Usually takes the 15 mins for coffee

We use https://lattice.com/ for our people operations and managing 1:1s. Some suggested talking points they recommend include:

  career growth 
  collaboration / teamwork 
  engagement / morale
Action items include setting growth areas and defining OKRs

Weekly is a bit too often. Bi-weekly should be sufficient. These meetings just guarantee that every employee at the firm is getting regular guidance from their manager, and giving feedback. It reduces the risk of people doing undesirable things due to isolation. Aside from that, if you are very engaged with your projects, it did be easy to chat about them.

My staff and I talk about anything they want. What's bothering them, what they want to do, things they are excited about. I don't want a status update from them, that's what stand ups are for. I want to know how are they doing and how they can be in a better spot than they are now. It's literally about them and nothing else.

I send an email in advance with the 3 or 4 priority things I want to talk about, and if there's nothing to discuss I just say that and we cancel. Usually it's key work updates, if there's any help or information I need.
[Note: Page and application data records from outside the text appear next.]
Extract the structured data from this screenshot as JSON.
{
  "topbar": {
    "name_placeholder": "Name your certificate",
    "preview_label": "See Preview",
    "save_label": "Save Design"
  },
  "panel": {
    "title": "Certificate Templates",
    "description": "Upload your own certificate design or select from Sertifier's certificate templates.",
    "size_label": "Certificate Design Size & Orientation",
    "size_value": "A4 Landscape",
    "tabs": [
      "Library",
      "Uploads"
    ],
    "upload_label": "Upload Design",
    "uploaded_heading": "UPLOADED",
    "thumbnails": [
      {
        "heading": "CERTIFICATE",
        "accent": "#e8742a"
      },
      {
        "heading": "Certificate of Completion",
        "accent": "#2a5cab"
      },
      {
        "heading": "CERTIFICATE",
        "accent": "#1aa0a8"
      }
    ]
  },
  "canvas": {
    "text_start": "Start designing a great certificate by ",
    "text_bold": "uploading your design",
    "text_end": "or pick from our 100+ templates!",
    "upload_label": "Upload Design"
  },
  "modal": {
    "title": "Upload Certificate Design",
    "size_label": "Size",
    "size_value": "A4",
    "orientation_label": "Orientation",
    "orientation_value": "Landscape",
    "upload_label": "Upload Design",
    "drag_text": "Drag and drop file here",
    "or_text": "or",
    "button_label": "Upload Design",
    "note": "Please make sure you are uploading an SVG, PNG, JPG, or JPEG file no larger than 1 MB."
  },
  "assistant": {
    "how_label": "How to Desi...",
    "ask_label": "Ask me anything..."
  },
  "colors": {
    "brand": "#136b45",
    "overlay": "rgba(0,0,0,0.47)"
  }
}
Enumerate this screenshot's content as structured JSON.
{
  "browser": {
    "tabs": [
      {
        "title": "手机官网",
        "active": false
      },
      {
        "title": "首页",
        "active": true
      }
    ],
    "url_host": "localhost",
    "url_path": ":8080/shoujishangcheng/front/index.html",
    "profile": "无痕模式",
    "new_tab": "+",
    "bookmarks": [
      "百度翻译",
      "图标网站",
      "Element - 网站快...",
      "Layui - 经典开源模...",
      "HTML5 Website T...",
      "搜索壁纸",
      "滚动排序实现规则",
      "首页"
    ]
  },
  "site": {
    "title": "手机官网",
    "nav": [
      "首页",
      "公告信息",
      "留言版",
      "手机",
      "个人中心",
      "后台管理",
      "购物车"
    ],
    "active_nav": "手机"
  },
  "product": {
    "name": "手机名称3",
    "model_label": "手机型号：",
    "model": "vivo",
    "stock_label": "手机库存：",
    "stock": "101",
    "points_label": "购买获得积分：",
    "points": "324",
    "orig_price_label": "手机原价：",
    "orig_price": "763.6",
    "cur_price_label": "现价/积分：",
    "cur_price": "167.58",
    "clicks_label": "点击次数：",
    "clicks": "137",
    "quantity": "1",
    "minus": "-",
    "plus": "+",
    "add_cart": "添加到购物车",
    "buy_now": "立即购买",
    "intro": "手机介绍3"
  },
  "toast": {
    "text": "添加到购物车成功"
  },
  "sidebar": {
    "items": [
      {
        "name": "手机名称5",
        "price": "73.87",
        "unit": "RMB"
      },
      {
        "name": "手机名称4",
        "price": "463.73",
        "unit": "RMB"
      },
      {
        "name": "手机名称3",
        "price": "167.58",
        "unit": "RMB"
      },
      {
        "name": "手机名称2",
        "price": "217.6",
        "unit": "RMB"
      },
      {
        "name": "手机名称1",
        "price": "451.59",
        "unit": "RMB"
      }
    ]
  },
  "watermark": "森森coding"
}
I've never had a direct report of mine take the lead like that, bit I wish they would!

Hey there! I feel your pain. I used to be in your shoes at a bigco too. I'm testing an app in closed beta and getting great feedback already. I would love to get your feedback if you're interested. All those who are interested DM me on twitter @muthax I'll send you a link back.

As a person leader, I typically followed a pattern which I think I found here.

Ask them how they're doing. Ask them if they have any blockers. Ask them if how I can help them with any of their blockers. Ask them what has been done on the blockers since last meeting (if they're holdover).

Seemed to be a reliable pattern for myself at least.

shameless plug: I've been on working on an app for 1:1's plus tasks using AI for the past 2 (after many pivots). It is self hostable. https://www.atomiclife.app/. Will have github repo up soon and a formal Show HN.

I never had 1 on 1s with the Manager more then once or twice a year. It was mostly about salary, contracts and maybe some performance review.

Casual one on ones if you meet in the office I mostly used for chit-chat. Managers do so much heavy stuff, so keeping it light should benefit the relationship.

Just propose to do a bi-weekly instead?

A 30 minute weekly 1on1 meeting sounds like a waste of time to me. Monthly, maybe. Quarterly? Fine. Ad-hoc when needed? Ideally. Personally, I opt out. My recommendation is to talk about making them less frequent if you (as expected) have nothing meaningful to really talk about.

More pay, more wfh, better working conditions. I just shoot the shit if all of all of those are good.

We got rid of weekly / monthly one-on-ones and instead just assigned a counselor

A LOT of employees didn’t like doing them, and this has worked very well. Issues bubble up through the counselor and managers can focus on the project

This has worked very well (I’m also at a very big bigCo)

Looking back now retired - I think I was always too keen to get out of those meetings to get the value out of them that I should of. A manager is the best resource to help you with your career - setting goals and helping you achieve them.

What went well this week

What could have gone better

what processes need improvement

Career/personal/project growth and updates

1) Wins for the week

2) Losses for the week

3) Ongoing struggles

4) Professional development

5) Is there anything I can do to make your life easier?

Do you prepare an agenda of topics you want to discuss?

I prefer 1:1's to be your time. If weekly is too frequently for that, you should be allowed to schedule it on a frequency that works better for your needs.

Guidelines | FAQ | Lists | API | Security | Legal | Apply to YC | Contact